◆ What is required: So that the copy matches the original, write out every entry exactly.

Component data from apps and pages
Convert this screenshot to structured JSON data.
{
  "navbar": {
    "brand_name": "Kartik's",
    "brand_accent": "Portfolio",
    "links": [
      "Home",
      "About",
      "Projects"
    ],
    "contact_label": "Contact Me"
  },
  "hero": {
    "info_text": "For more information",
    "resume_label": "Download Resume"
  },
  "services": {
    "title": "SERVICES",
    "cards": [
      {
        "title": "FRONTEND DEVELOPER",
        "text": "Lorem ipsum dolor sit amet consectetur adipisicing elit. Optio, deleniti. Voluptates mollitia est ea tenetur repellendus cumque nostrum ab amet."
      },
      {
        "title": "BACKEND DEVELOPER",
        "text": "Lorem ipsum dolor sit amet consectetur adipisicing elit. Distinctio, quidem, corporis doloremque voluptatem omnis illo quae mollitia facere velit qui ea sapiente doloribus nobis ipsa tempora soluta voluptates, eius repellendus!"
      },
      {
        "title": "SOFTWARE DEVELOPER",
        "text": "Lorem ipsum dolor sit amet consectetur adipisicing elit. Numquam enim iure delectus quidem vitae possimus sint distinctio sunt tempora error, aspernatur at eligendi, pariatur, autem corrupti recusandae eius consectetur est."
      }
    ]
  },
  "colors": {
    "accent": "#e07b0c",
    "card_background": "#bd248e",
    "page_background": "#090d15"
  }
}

◆ Result for this exercise:
Convert this screenshot to structured JSON data.
{
  "navbar": {
    "brand_name": "Kartik's",
    "brand_accent": "Portfolio",
    "links": [
      "Home",
      "About",
      "Projects"
    ],
    "contact_label": "Contact Me"
  },
  "hero": {
    "info_text": "For more information",
    "resume_label": "Download Resume"
  },
  "services": {
    "title": "SERVICES",
    "cards": [
      {
        "title": "FRONTEND DEVELOPER",
        "text": "Lorem ipsum dolor sit amet consectetur adipisicing elit. Optio, deleniti. Voluptates mollitia est ea tenetur repellendus cumque nostrum ab amet."
      },
      {
        "title": "BACKEND DEVELOPER",
        "text": "Lorem ipsum dolor sit amet consectetur adipisicing elit. Distinctio, quidem, corporis doloremque voluptatem omnis illo quae mollitia facere velit qui ea sapiente doloribus nobis ipsa tempora soluta voluptates, eius repellendus!"
      },
      {
        "title": "SOFTWARE DEVELOPER",
        "text": "Lorem ipsum dolor sit amet consectetur adipisicing elit. Numquam enim iure delectus quidem vitae possimus sint distinctio sunt tempora error, aspernatur at eligendi, pariatur, autem corrupti recusandae eius consectetur est."
      }
    ]
  },
  "colors": {
    "accent": "#e07b0c",
    "card_background": "#bd248e",
    "page_background": "#090d15"
  }
}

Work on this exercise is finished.